Walker’s 2017-2019 budget, which he unveiled in February, calls for suspending publication of Wisconsin Natural Resources next year. The magazine, a product of the state Department of Natural Resources, has kept Wisconsinites informed about hunting and fishing opportunities, species conservation, environmental issues and much more since 1919.
The Walker administration argues it doesn’t fit the department’s core mission.
“While the magazine has a loyal following and is supported by subscriptions, it became clear as our staff continued to examine what they did and why they do it ... that we at DNR are stewards of resources and not magazine publishers,” department Secretary Cathy Stepp said during a legislative hearing late last month. She added that her agency’s time is better spent focusing on digital communication.
“Anyone that says communication and education is not a core value of a natural resource agency doesn’t get it,” George Meyer, who served as natural resources secretary from 1993 to 2003, told Wisconsin Public Radio.
The proposed shutdown of the magazine appears to be part of a larger attack on environmental science by the Republican governor.
With Walker in office, Wisconsin has rolled back environmental regulations and slashed Department of Natural Resources funding, resulting in the elimination of half the agency’s scientists. Last year, references to climate change were scrubbed from its website, part of a continued push to silence discussions of climate change at the agency.

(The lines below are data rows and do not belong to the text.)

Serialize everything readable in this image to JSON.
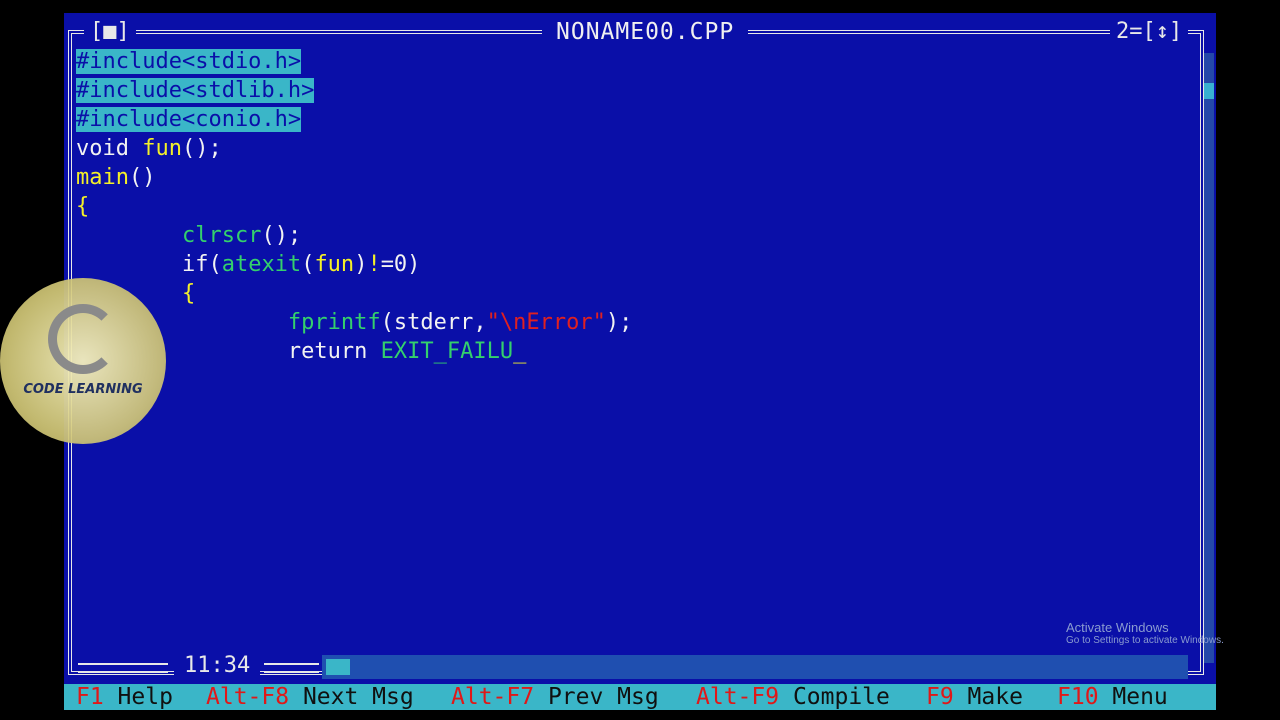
{
  "window": {
    "title": "NONAME00.CPP",
    "close_button": "[■]",
    "zoom_indicator": "2=[↕]"
  },
  "editor": {
    "lines": [
      {
        "segments": [
          {
            "text": "#include<stdio.h>",
            "cls": "sel"
          }
        ]
      },
      {
        "segments": [
          {
            "text": "#include<stdlib.h>",
            "cls": "sel"
          }
        ]
      },
      {
        "segments": [
          {
            "text": "#include<conio.h>",
            "cls": "sel"
          }
        ]
      },
      {
        "segments": [
          {
            "text": "void ",
            "cls": "kw"
          },
          {
            "text": "fun",
            "cls": "ident"
          },
          {
            "text": "();",
            "cls": "kw"
          }
        ]
      },
      {
        "segments": [
          {
            "text": "main",
            "cls": "ident"
          },
          {
            "text": "()",
            "cls": "kw"
          }
        ]
      },
      {
        "segments": [
          {
            "text": "{",
            "cls": "ident"
          }
        ]
      },
      {
        "segments": [
          {
            "text": "        ",
            "cls": "kw"
          },
          {
            "text": "clrscr",
            "cls": "fn"
          },
          {
            "text": "();",
            "cls": "kw"
          }
        ]
      },
      {
        "segments": [
          {
            "text": "        if(",
            "cls": "kw"
          },
          {
            "text": "atexit",
            "cls": "fn"
          },
          {
            "text": "(",
            "cls": "kw"
          },
          {
            "text": "fun",
            "cls": "ident"
          },
          {
            "text": ")",
            "cls": "kw"
          },
          {
            "text": "!",
            "cls": "ident"
          },
          {
            "text": "=0)",
            "cls": "kw"
          }
        ]
      },
      {
        "segments": [
          {
            "text": "        ",
            "cls": "kw"
          },
          {
            "text": "{",
            "cls": "ident"
          }
        ]
      },
      {
        "segments": [
          {
            "text": "                ",
            "cls": "kw"
          },
          {
            "text": "fprintf",
            "cls": "fn"
          },
          {
            "text": "(stderr,",
            "cls": "kw"
          },
          {
            "text": "\"\\nError\"",
            "cls": "str"
          },
          {
            "text": ");",
            "cls": "kw"
          }
        ]
      },
      {
        "segments": [
          {
            "text": "                return ",
            "cls": "kw"
          },
          {
            "text": "EXIT_FAILU",
            "cls": "fn"
          },
          {
            "text": "_",
            "cls": "cursor"
          }
        ]
      }
    ]
  },
  "status": {
    "cursor_position": "11:34"
  },
  "function_keys": [
    {
      "key": "F1",
      "label": "Help"
    },
    {
      "key": "Alt-F8",
      "label": "Next Msg"
    },
    {
      "key": "Alt-F7",
      "label": "Prev Msg"
    },
    {
      "key": "Alt-F9",
      "label": "Compile"
    },
    {
      "key": "F9",
      "label": "Make"
    },
    {
      "key": "F10",
      "label": "Menu"
    }
  ],
  "watermark": {
    "text": "CODE LEARNING"
  },
  "os_notice": {
    "title": "Activate Windows",
    "subtitle": "Go to Settings to activate Windows."
  },
  "colors": {
    "editor_background": "#0A0FA8",
    "selection": "#3AB6C8",
    "keyword": "#F2F2F2",
    "identifier": "#F4F028",
    "function": "#34D06C",
    "string": "#E02020",
    "function_key": "#E01818"
  }
}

The magazine saw “editorial oversight dramatically increase” in 2013 after it ran an insert on climate change funded by the Nelson Institute for Environmental Studies, according to Natasha Kassulke, who served as the magazine’s editor for five years until mid-2016. “From then on, all stories were vetted by officials within the state Department of Natural Resources,” Kassulke wrote in a recent Chippewa Herald op-ed. “They spiked stories having to do with climate change, a federally endangered mammal living near a proposed iron mine, and challenges to the privatization of groundwater.”

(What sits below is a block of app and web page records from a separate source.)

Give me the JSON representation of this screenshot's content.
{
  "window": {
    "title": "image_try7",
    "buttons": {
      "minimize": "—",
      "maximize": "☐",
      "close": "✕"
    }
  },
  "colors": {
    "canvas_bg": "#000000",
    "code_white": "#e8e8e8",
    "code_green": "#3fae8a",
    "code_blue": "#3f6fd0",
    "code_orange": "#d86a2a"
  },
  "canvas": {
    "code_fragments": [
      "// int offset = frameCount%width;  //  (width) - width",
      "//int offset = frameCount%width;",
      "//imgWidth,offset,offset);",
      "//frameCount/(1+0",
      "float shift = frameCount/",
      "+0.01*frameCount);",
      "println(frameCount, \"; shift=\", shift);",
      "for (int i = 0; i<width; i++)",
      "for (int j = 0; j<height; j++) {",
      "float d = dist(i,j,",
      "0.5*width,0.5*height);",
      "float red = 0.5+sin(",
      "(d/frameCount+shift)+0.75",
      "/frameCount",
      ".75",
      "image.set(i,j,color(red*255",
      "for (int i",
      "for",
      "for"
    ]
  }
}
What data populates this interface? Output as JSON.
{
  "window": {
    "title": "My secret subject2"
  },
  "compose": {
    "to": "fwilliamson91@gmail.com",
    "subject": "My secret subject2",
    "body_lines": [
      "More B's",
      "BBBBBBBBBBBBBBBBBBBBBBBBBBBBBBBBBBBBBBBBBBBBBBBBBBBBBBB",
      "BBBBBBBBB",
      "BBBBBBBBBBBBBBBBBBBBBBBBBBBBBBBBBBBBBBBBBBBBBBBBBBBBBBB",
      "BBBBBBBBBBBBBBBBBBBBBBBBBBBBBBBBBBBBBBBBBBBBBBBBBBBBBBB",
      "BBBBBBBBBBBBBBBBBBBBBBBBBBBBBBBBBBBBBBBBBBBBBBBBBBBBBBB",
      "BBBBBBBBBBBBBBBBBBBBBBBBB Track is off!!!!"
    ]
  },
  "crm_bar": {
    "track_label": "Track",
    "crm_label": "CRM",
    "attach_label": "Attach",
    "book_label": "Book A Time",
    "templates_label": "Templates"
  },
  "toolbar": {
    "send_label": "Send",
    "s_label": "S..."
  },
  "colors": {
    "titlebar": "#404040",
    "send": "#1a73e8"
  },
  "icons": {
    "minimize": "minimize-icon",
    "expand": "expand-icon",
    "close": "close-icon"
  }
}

Kassulke noted that the magazine, which is published six times a year, is funded entirely by its more than 80,000 subscribers. A subscription costs $8.97.
Reached Monday for comment, department spokesman James Dick referred The Huffington Post to a video of the March hearing at which Stepp testified. “As you will hear during the appearance, the decision regarding the magazine was a business decision — not an editorial one,” Dick wrote in an email.
Walker’s spokesman earlier told the Wisconsin State Journal that cutting the magazine was not part of any anti-science, anti-environment agenda.
“That’s a ridiculous claim,” spokesman Tom Evenson said in a statement. “The DNR is realigning to become more efficient and effective. This magazine is not a part of the DNR’s core mission. It is not the government’s role to produce magazines that duplicate what is available in the private market.”
A public records request found the governor’s office had received more than 150 written communications and dozens of phone calls related to the magazine’s fate, according to The Progressive, a Madison-based publication. All reportedly opposed shutting down the magazine.
“Your stated intention to eliminate the Wisconsin Natural Resources magazine has ended my remaining respect for you,” Harry Syke wrote to Walker on Feb. 17, according to The Progressive. “You have systematically degraded this state’s environment and educational system. ... Our children and grandchildren will bear the damaging costs of your legacy.”
“HOW MUCH MORE ARE YOU GOING TO TAKE AWAY FROM US BEFORE YOU LEAVE OFFICE?” wrote Marjorie Peterson. “I’m glad I’m 92 and won’t have to live through much more.”
Walker’s proposed budget must still be approved by the Wisconsin legislature.